*WHAT IS BEING ASKED*. Only the text of the records belongs in the answer; the pictures must be dropped.

Stored data entries
↓↓↓
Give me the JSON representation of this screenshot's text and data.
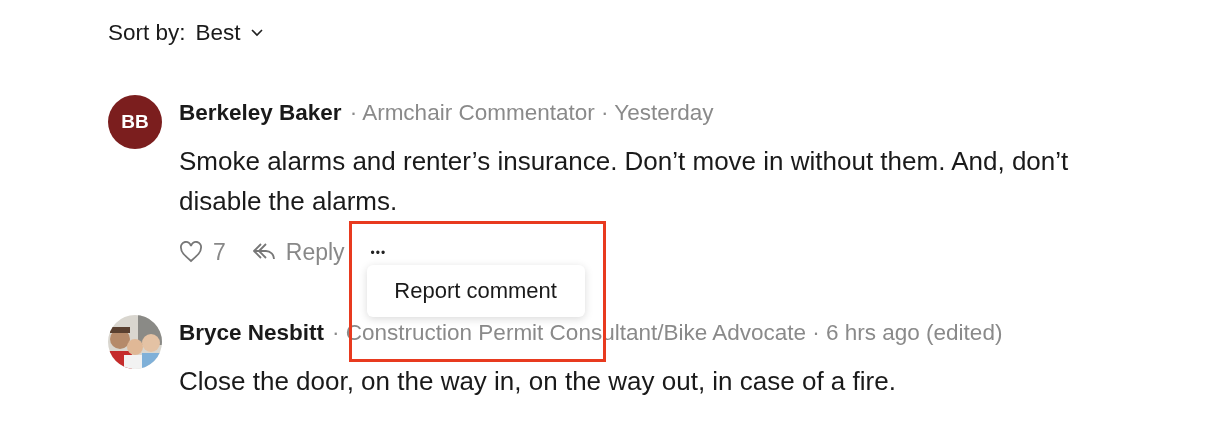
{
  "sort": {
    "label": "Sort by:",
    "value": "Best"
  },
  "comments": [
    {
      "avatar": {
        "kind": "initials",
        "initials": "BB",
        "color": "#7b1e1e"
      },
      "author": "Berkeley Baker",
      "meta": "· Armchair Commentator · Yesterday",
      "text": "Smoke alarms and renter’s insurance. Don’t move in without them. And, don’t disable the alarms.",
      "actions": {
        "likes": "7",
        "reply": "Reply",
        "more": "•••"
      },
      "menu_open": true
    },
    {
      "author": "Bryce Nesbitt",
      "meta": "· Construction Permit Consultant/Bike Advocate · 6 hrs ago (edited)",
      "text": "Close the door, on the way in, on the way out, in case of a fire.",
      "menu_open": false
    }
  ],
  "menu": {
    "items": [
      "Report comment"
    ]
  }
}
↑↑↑
*OUTPUT BELOW*.
Give me the JSON representation of this screenshot's text and data.
{
  "sort": {
    "label": "Sort by:",
    "value": "Best"
  },
  "comments": [
    {
      "avatar": {
        "kind": "initials",
        "initials": "BB",
        "color": "#7b1e1e"
      },
      "author": "Berkeley Baker",
      "meta": "· Armchair Commentator · Yesterday",
      "text": "Smoke alarms and renter’s insurance. Don’t move in without them. And, don’t disable the alarms.",
      "actions": {
        "likes": "7",
        "reply": "Reply",
        "more": "•••"
      },
      "menu_open": true
    },
    {
      "author": "Bryce Nesbitt",
      "meta": "· Construction Permit Consultant/Bike Advocate · 6 hrs ago (edited)",
      "text": "Close the door, on the way in, on the way out, in case of a fire.",
      "menu_open": false
    }
  ],
  "menu": {
    "items": [
      "Report comment"
    ]
  }
}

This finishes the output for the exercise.